|International Classification||F26B23/02, F23G5/46, F26B17/26, F27D17/00, C22B1/00, F27B9/24, F27D13/00|
|Cooperative Classification||Y02W30/54, F23G5/46, C22B1/005, F27D17/004, C10J2300/0956, F27B9/2453, F26B17/26, F27D13/002, C10J3/723, F26B23/022, C10J3/002, C10J2300/1823, C10J2300/0906|
|European Classification||C10J3/00B, F26B17/26, F27D13/00A, C22B1/00D, F27D17/00D, F26B23/02B, F23G5/46, F27B9/24D|
|Apr 1, 1992||FPAY||Fee payment|
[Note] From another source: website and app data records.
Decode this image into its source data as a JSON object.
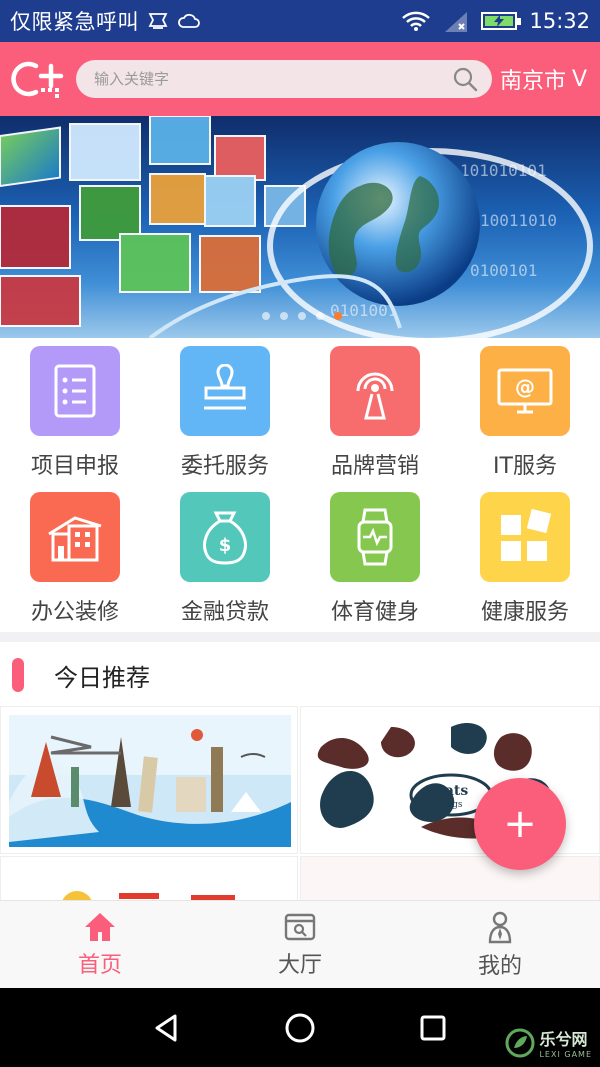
{
  "status_bar": {
    "alert_text": "仅限紧急呼叫",
    "time": "15:32",
    "icons": [
      "sim-icon",
      "weather-cloud-icon",
      "wifi-icon",
      "signal-icon",
      "battery-charging-icon"
    ]
  },
  "header": {
    "logo_icon": "c-plus-logo",
    "search_placeholder": "输入关键字",
    "city": "南京市",
    "city_chevron": "V",
    "accent_color": "#fb5e7a"
  },
  "banner": {
    "slide_count": 5,
    "active_index": 4
  },
  "categories": [
    {
      "label": "项目申报",
      "icon": "document-list-icon",
      "color": "#b49af8"
    },
    {
      "label": "委托服务",
      "icon": "stamp-icon",
      "color": "#63b6f6"
    },
    {
      "label": "品牌营销",
      "icon": "broadcast-tower-icon",
      "color": "#f76d6d"
    },
    {
      "label": "IT服务",
      "icon": "monitor-at-icon",
      "color": "#fdb046"
    },
    {
      "label": "办公装修",
      "icon": "building-icon",
      "color": "#fa6951"
    },
    {
      "label": "金融贷款",
      "icon": "money-bag-icon",
      "color": "#54c7bb"
    },
    {
      "label": "体育健身",
      "icon": "smartwatch-icon",
      "color": "#86c84f"
    },
    {
      "label": "健康服务",
      "icon": "blocks-icon",
      "color": "#fed44b"
    }
  ],
  "recommend": {
    "title": "今日推荐",
    "card2_text_line1": "Cats",
    "card2_text_line2": "Dogs",
    "fab_label": "+"
  },
  "tabs": [
    {
      "label": "首页",
      "icon": "home-icon",
      "active": true
    },
    {
      "label": "大厅",
      "icon": "store-icon",
      "active": false
    },
    {
      "label": "我的",
      "icon": "person-icon",
      "active": false
    }
  ],
  "watermark": {
    "name": "乐兮网",
    "sub": "LEXI GAME"
  }
}
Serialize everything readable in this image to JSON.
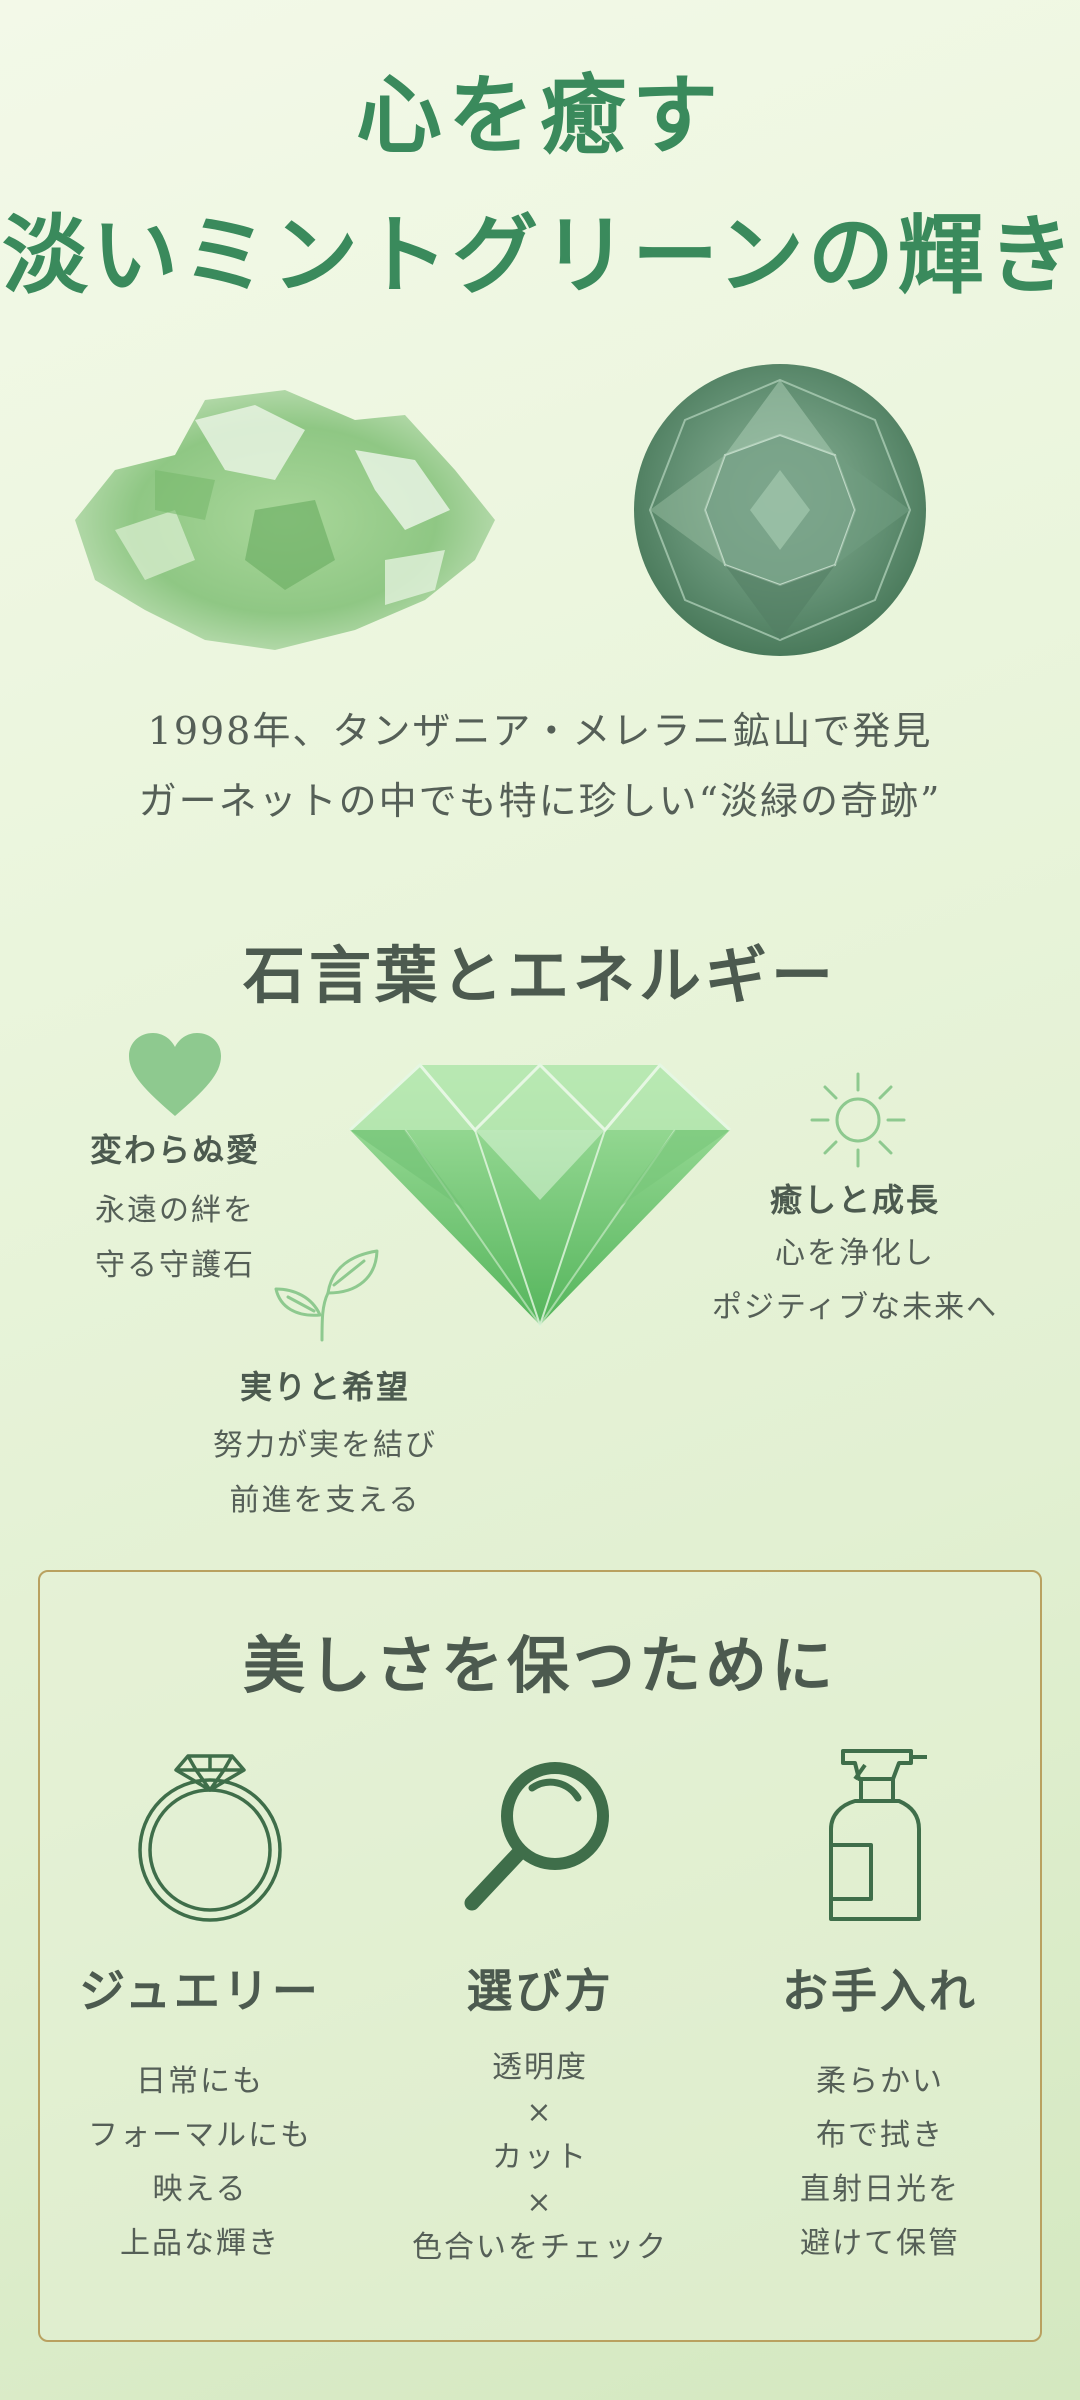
{
  "hero": {
    "title_line1": "心を癒す",
    "title_line2": "淡いミントグリーンの輝き"
  },
  "intro": {
    "line1": "1998年、タンザニア・メレラニ鉱山で発見",
    "line2": "ガーネットの中でも特に珍しい“淡緑の奇跡”"
  },
  "meaning": {
    "title": "石言葉とエネルギー",
    "features": [
      {
        "icon": "heart-icon",
        "title": "変わらぬ愛",
        "lines": [
          "永遠の絆を",
          "守る守護石"
        ]
      },
      {
        "icon": "sun-icon",
        "title": "癒しと成長",
        "lines": [
          "心を浄化し",
          "ポジティブな未来へ"
        ]
      },
      {
        "icon": "sprout-icon",
        "title": "実りと希望",
        "lines": [
          "努力が実を結び",
          "前進を支える"
        ]
      }
    ]
  },
  "care": {
    "title": "美しさを保つために",
    "columns": [
      {
        "icon": "ring-icon",
        "title": "ジュエリー",
        "lines": [
          "日常にも",
          "フォーマルにも",
          "映える",
          "上品な輝き"
        ]
      },
      {
        "icon": "magnifier-icon",
        "title": "選び方",
        "lines": [
          "透明度",
          "×",
          "カット",
          "×",
          "色合いをチェック"
        ]
      },
      {
        "icon": "spray-icon",
        "title": "お手入れ",
        "lines": [
          "柔らかい",
          "布で拭き",
          "直射日光を",
          "避けて保管"
        ]
      }
    ]
  },
  "colors": {
    "title_green": "#3a8a5c",
    "icon_green": "#3f6e4a",
    "heart_green": "#8ec98f",
    "border_gold": "#b9a160"
  }
}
Year of fee payment: 4
|Apr 15, 1996||FPAY||Fee payment|
Year of fee payment: 8
|Dec 16, 1999||AS||Assignment|
Owner name: ALCOA INC., PENNSYLVANIA
Free format text: CHANGE OF NAME;ASSIGNOR:ALUMINUM COMPANY OF AMERICA;REEL/FRAME:010461/0371
Effective date: 19981211
|Jun 6, 2000||REMI||Maintenance fee reminder mailed|
|Nov 12, 2000||LAPS||Lapse for failure to pay maintenance fees|
|Jan 16, 2001||FP||Expired due to failure to pay maintenance fee|
Effective date: 20001115